I know where she works, the name of her cat who passed away,
where she attends church and how long she has lived in Atlanta.
We sipped coffee and enjoyed the conversation –
as if we did this every week.
As we said goodbye, we shook hands and
realized we didn’t know each others names.
Our names were not even necessary in order to have a conversation.
This was a lesson in the art of conversation.
I felt seen and heard and I hope that she did too.
I hope that she felt that her place
in our community mattered – because it does.
This was a lesson in being. In talking just to know someone.
No agenda, no jockeying for position,
no set up for future conversations.
It was refreshing in a way I never
expected a conversation with a stranger to be.
My sister recently share some information about
friendships that she heard on a podcast.
Shasta Nelson shares that healthy friendships
have three requirements: Seen, Safe and Satisfying.
These are all in the context of a long-term friendship –
not a happenstance meeting over a shared table at
my local coffee shop.
Nonetheless: Today I felt seen, safe and satisfied.
Definitely not something I expected to happen

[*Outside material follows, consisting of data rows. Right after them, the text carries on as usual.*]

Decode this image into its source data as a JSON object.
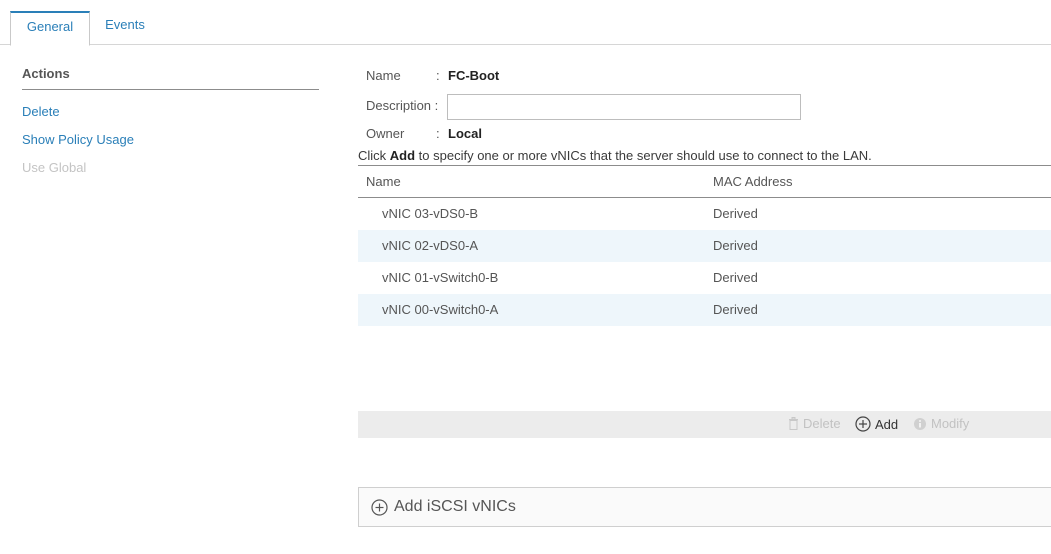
{
  "tabs": [
    {
      "label": "General",
      "active": true
    },
    {
      "label": "Events",
      "active": false
    }
  ],
  "actions": {
    "title": "Actions",
    "items": [
      {
        "label": "Delete",
        "enabled": true
      },
      {
        "label": "Show Policy Usage",
        "enabled": true
      },
      {
        "label": "Use Global",
        "enabled": false
      }
    ]
  },
  "form": {
    "name_label": "Name",
    "name_value": "FC-Boot",
    "description_label": "Description :",
    "description_value": "",
    "owner_label": "Owner",
    "owner_value": "Local",
    "colon": ":"
  },
  "instruction": {
    "prefix": "Click ",
    "bold": "Add",
    "suffix": " to specify one or more vNICs that the server should use to connect to the LAN."
  },
  "table": {
    "columns": [
      "Name",
      "MAC Address"
    ],
    "rows": [
      {
        "name": "vNIC 03-vDS0-B",
        "mac": "Derived"
      },
      {
        "name": "vNIC 02-vDS0-A",
        "mac": "Derived"
      },
      {
        "name": "vNIC 01-vSwitch0-B",
        "mac": "Derived"
      },
      {
        "name": "vNIC 00-vSwitch0-A",
        "mac": "Derived"
      }
    ]
  },
  "toolbar": {
    "delete_label": "Delete",
    "add_label": "Add",
    "modify_label": "Modify"
  },
  "iscsi": {
    "label": "Add iSCSI vNICs"
  },
  "colors": {
    "accent": "#2a7fb8",
    "row_alt": "#eef6fb",
    "toolbar_bg": "#ececec"
  }
}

this morning as I left the house to
work at the coffee shop.
The gift of conversation and embracing the moment left
me in a better place.
Not every conversation is going
to go this way, I know –
I think it is possible to pursue this in my conversations.
The best conversations are ones where each person
feels seen, safe and satisfied.
I can speak from experience that it is a gift
and it changed my day.
What if each person set out to have this
kind of interactions with others?
How might our communities be different?
How would we serve our neighbors differently?
How would priorities change?
How would tensions unravel and
preconceived ideas be debunked?
So, new friend – I pray your two presentations are fun and fulfilling.
Say hi to the Michigan air and leaves for me.
Thanks for the chat this morning
and the lesson in the art of conversation.